Our second strand seeks to foster improved digital literacy among historians. We’ll do this partly at the level of individual resources, such as the Bibliography of British and Irish History, to ensure that students and teachers make much smarter and informed use of existing resources – for teaching and supervision, as well as personal research.
We’re also interested in digital literacy more broadly. We all use digital resources daily. If This crosses our minds at all, we like to think we know what we’re doing. In truth, however, we’re often poorly trained in digital compared to analogue practices. This makes us ill-equipped to navigate the hybrid environment in which much research is undertaken today.
We’re often so grateful to find information online that we spend too little time questioning how we find it, what we’re being served and, importantly, what we’re not finding. The consequence of this should be a concern for us all, and is a core element of the IHR’s remit as a national centre for research practices – along with that of our institutional partners with whom we’ll pursue this agenda.
Research innovation through data
Our third and final strand of work is innovation. Here again we will focus on — and rethink — our core assets, British History Online and the Bibliography for future generations of researchers who now expect more than a set of texts to read onscreen.
Here, the common thread is to think of these resources not just as works or texts, but as data. That is, as sets of information relating to historical people, places, events, objects, and publications that – once free from the traditional structures of print publishing — can be reassembled and connected in new ways, based on an individual user’s research interests.
For example, we can take all the content of British History Online, break it down into its component parts (text, maps, images, people, places, actions etc.) and transform it into a separate data store — with which we can then do so much more than with existing search options. We’re also able connect this data to other sets of content, within the IHR, across the School of Advanced Study, or elsewhere. And, in addition, we can make this richer material more discoverable and accessible. This promises considerable benefits for us all.

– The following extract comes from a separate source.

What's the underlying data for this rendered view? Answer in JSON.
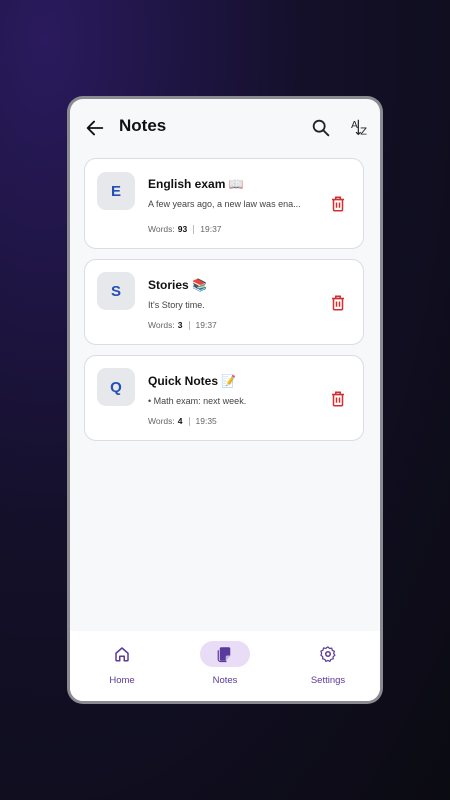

We can similarly reconfigure the Bibliography of British and Irish – presenting it not just as a record of 600,000 publications, but as millions of bits of information relating to 20th and 21st-century historical scholarship, writing and publishing: authors, titles, publishers, publishing formats, page extents, and so on.
We’re currently discussing with partners a project to view this data at scale, in order to generate new ways of looking at patterns within modern historiography.
In this way, we might chart thematic and personal trends and trajectories through twentieth-century history writing; and then connect this — via Google books and other resources — to the texts themselves.
This, for example, will allow us to study, at scale, the changing forms and language of historical writing over time. Or, via analysis of books’ acknowledgment pages, to recreate the networks on which scholarship has been built, well beyond the boundaries of traditional scholarship. There’s great potential here to discover hidden voices and influences that have So far gone unnoticed in the story of British historiography.
This is not just about using digital to view the past in new ways, important though this is. A data project like this also has much to say on present-day research and publishing trends; enabling us to study the modern profession with reference to gender, age, ethnicity and research funding structures.
In this way, the IHR’s digital research will connect to, and inform, other areas of the Institute’s strategy, including those relating to inclusive histories, accessibility, stewardship of the profession and the discipline, and support for early career researchers.
By so doing we expect digital not just to enrich our future understanding of the past, but also to contribute to the IHR’s shaping of that future.
Other posts in this series
Following Jo’s opening post in February 2020, we’ve added several more essays looking in more detail at aspects of the new IHR strategy: